Omaha did not figure prominently among the top destinations for Mexican workers and their families until the 1920s, after the annexation of South Omaha and when meatpacking evolved into the city’s major economic engine. The Mexican-origin Hispanic population grew exponentially during this decade, from less than 100 in 1910 to more than 2,000 by 1929. By the end of this decade and the beginning of the 1930s, however, the Great Depression and the forced repatriation of Mexican immigrants and native-born alike had cut Omaha’s Mexican-origin population by more than half. Many went back to work in a booming sugar beet industry in western Nebraska. Their numbers began to slowly recover in the 1950s when a second generation of U.S.-born children of Mexican immigrants accounted for their largest growth. Census questions varied from decade to decade and make it nearly impossible to say for certain how many Mexican-origin people or Latinos/Hispanics were here by then. By the 1960s, the slow climb of this population into professional and skilled occupations had become increasingly evident. By 1970 there were 7,055 persons of “Spanish Language” in Douglas County according to the U.S. census. Meatpacking’s golden era waned by the end of that decade and Mexican in-migration to the state was reduced to a steady trickle until the early 1990s when a new wave of migration tied to meatpacking recruiters formed once again.
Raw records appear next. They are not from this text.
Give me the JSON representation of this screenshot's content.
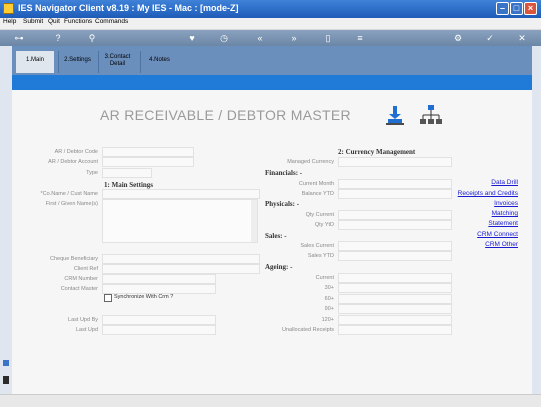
{
  "window": {
    "title": "IES Navigator Client v8.19 : My IES - Mac :      [mode-Z]"
  },
  "menu": {
    "items": [
      "Help",
      "Submit",
      "Quit",
      "Functions",
      "Commands"
    ]
  },
  "tabs": [
    {
      "label_line1": "1.Main",
      "label_line2": ""
    },
    {
      "label_line1": "2.Settings",
      "label_line2": ""
    },
    {
      "label_line1": "3.Contact",
      "label_line2": "Detail"
    },
    {
      "label_line1": "4.Notes",
      "label_line2": ""
    }
  ],
  "form": {
    "title": "AR RECEIVABLE / DEBTOR MASTER"
  },
  "left_labels": {
    "ar_code": "AR / Debtor Code",
    "ar_account": "AR / Debtor Account",
    "type": "Type",
    "co_name": "*Co.Name / Cust Name",
    "first_names": "First / Given Name(s)",
    "cheque": "Cheque Beneficiary",
    "client_ref": "Client Ref",
    "crm_number": "CRM Number",
    "contact_master": "Contact Master",
    "last_upd_by": "Last Upd By",
    "last_upd": "Last Upd"
  },
  "sections": {
    "main_settings": "1: Main Settings",
    "currency": "2: Currency Management",
    "financials": "Financials: -",
    "physicals": "Physicals: -",
    "sales": "Sales: -",
    "ageing": "Ageing: -"
  },
  "right_labels": {
    "managed_currency": "Managed Currency",
    "current_month": "Current Month",
    "balance_ytd": "Balance YTD",
    "qty_current": "Qty Current",
    "qty_ytd": "Qty YtD",
    "sales_current": "Sales Current",
    "sales_ytd": "Sales YTD",
    "current": "Current",
    "d30": "30+",
    "d60": "60+",
    "d90": "90+",
    "d120": "120+",
    "unallocated": "Unallocated Receipts"
  },
  "checkbox": {
    "sync_crm": "Synchronize With Crm ?"
  },
  "links": [
    "Data Drill",
    "Receipts and Credits",
    "Invoices",
    "Matching",
    "Statement",
    "CRM Connect",
    "CRM Other"
  ]
}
The histories and numbers we can thus far piece together for the Mexican population between the 1920s and the 1960s offer a portrayal of a people who both experienced and resisted powerful forces of social and economic change. “Resilience” is a word that appears often in interviews with old-timers published by the Nebraska Historical Society. Musical and other cultural traditions fueled that resilience. These traditions are still unknown to many in the state. Today, with publications of books such as these, Nebraska has a chance to recover part of its history.